Most remarkable is our differences. His intelligence is scientific and academic, mine is almost entirely cognitive and autodidactic, attributes in which he seems to be deficient given he only learned how to text message last year and I took to it like a fish to water when it first came out, to name one of many examples. In other words, he knows how to take an algorithm and turn it into a billion-dollar enterprise, whereas I know how to take an experience and break it down into a script or a blog post, and still be seat-of-my-pants broke.
While his scientific mind has made him a leading tech investor, his lack of accurate intuition hasn’t stood him well with his hedge fund, Clarium. Thiel seems to bet on the markets with one position—contrarian—which is sort of admirable in an idiotic, swashbuckling way, but it has also caused Clarium to drop from seven billion in assets in 2008 to two hundred and fifty million dollars today, two-thirds of which is Thiel’s own money. Relatively speaking, Clarium has gone bust, and Thiel should consider his talents better served elsewhere than the financial markets.
What the first two articles I read about him focused on was the more sensational, loonier project Thiel has invested in, the Seasteading Institute, which aims to create floating island city-states in international waters free from any government control. It’s Ayn Rand’s wet dream meets Waterworld, or complete hogwash fiction bubbleheadedness that makes Scientology seem rational.
A less harebrained venture, believe it or not, is Thiel’s quest for the Fountain of Youth, with his investments in The Methuselah Foundation and Halcyon Molecular. With upcoming innovations in anti-aging technology, he expects to live to one hundred and twenty, again an achievement which disappoints him. His quest is in the tradition of another conservative Ghey, albeit an avowed pagan, Alexander the Great; Islamic myth would have it that the purpose behind Alexander’s conquest of much of the world was to find that magical fountain.
Dear God, just shoot me. What does Thiel expect to look like at one hundred and twenty?

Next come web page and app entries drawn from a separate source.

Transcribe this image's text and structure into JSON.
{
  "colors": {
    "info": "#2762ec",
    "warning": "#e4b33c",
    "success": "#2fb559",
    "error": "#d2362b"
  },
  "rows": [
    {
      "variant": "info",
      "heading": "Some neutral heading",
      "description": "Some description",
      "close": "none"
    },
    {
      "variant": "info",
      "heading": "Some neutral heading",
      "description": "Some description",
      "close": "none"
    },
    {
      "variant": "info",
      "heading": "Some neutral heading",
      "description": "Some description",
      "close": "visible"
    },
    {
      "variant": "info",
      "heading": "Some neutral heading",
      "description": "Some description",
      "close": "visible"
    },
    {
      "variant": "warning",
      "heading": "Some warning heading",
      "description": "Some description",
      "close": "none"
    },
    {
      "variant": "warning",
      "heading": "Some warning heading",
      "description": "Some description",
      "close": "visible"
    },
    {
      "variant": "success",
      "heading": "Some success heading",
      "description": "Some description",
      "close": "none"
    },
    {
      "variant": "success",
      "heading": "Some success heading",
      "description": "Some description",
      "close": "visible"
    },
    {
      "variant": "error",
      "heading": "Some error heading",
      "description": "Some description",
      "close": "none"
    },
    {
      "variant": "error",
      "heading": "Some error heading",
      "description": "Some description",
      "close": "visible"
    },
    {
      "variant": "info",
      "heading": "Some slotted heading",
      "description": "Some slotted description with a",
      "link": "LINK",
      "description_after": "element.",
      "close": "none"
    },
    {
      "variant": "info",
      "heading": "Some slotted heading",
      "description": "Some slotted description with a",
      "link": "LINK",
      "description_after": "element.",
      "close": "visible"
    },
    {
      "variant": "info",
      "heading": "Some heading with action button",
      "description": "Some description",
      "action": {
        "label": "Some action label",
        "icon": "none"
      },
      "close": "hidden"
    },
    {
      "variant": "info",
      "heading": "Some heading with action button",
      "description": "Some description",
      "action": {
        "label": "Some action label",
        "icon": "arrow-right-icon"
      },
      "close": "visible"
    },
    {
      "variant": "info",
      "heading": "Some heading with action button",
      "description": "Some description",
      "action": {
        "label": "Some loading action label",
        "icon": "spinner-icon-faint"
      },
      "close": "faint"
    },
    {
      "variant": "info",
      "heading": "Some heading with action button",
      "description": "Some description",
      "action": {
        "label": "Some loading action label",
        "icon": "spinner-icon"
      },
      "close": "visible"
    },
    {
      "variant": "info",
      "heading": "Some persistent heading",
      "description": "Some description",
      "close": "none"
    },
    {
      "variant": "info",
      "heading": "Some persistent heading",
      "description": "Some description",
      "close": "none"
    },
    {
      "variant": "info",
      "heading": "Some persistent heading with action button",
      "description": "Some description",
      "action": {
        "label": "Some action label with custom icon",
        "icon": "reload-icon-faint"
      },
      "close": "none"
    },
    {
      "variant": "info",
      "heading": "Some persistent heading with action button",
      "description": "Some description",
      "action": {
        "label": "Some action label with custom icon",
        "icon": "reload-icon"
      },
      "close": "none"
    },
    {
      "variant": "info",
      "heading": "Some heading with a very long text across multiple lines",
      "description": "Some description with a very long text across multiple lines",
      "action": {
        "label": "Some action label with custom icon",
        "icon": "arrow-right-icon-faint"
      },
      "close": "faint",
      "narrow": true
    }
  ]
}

A creature out of David Lynch’s Dune, I expect. I can barely get through this lifespan without losing patience with existence once and for all, which is interesting because both Thiel and I can distinctly remember the moment in our childhoods when we became aware of mortality in all living things, and that moment was one of our more traumatic. Whereas I seek acceptance of the inevitable and hope to embrace it with open arms, he pushes against it with much of his formidable energy and brainpower. I have a funny feeling one of us is going to be more successful, and it’s not him.
According to The New Yorker, a longtime friend of Thiel’s says, “He’s very cerebral, and I’m not sure how much value he puts on human emotions. I’ve never seen him express them.” This would make him either a sociopath or some form of autistic, and as regular followers of this blog well know, there a few things I appreciate more than a crunchy, tasty personality disorder.

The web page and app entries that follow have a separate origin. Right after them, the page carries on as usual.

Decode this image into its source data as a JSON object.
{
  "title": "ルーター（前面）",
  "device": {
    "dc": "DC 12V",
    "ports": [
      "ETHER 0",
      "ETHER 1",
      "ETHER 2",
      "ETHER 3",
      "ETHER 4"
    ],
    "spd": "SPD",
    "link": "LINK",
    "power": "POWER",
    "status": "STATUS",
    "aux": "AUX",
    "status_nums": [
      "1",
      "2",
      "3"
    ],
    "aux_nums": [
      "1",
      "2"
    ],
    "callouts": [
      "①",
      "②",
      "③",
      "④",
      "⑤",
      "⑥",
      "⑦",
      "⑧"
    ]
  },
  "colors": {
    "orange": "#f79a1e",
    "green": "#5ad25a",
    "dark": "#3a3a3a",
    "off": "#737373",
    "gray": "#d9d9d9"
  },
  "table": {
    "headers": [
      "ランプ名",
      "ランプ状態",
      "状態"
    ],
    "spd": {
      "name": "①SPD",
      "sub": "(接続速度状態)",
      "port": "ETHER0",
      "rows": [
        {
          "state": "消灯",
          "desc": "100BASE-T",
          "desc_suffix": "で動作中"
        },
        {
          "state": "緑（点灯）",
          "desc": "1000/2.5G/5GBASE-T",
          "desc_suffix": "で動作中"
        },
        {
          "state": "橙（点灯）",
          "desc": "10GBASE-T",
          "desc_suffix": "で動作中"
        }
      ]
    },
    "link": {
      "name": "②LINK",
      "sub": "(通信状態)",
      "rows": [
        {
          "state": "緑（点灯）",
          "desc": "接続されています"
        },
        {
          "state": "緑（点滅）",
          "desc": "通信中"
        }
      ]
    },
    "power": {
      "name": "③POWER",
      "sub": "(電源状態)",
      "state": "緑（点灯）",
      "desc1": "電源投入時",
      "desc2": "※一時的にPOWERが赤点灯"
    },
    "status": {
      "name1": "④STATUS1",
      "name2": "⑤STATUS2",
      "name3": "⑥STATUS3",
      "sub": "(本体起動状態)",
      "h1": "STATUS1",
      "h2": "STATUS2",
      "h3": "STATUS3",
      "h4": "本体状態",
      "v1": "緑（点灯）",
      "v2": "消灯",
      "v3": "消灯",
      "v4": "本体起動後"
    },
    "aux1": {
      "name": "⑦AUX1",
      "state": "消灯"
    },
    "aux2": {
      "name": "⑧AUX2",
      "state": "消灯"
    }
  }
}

If I had a choice of having to sit next to Andrew Sullivan or Peter Thiel on a long flight to Asia, I would probably prefer Thiel, even though I imagine Sullivan and I would have a great time after six pints in a pub in Brighton on a rainy winter’s evening, provided he hasn’t read any of my earlier posts and doesn’t want to punch me in the face. It’s not Thiel’s success I’m interested in, nor his quest for longevity, much less his extreme libertarianism. It’s because I’ve never met an unemotional homo before. That’s so radical it’s almost chic. As the plane banks into Delhi Airport, I imagine by then Thiel would have confirmed what I’ve always suspected: that the characters in Ayn Rand’s books, both male and female, are closet cases with Aspergers, and that true liberty is to be made within the confines of society, not in elitist hideaway bubbles.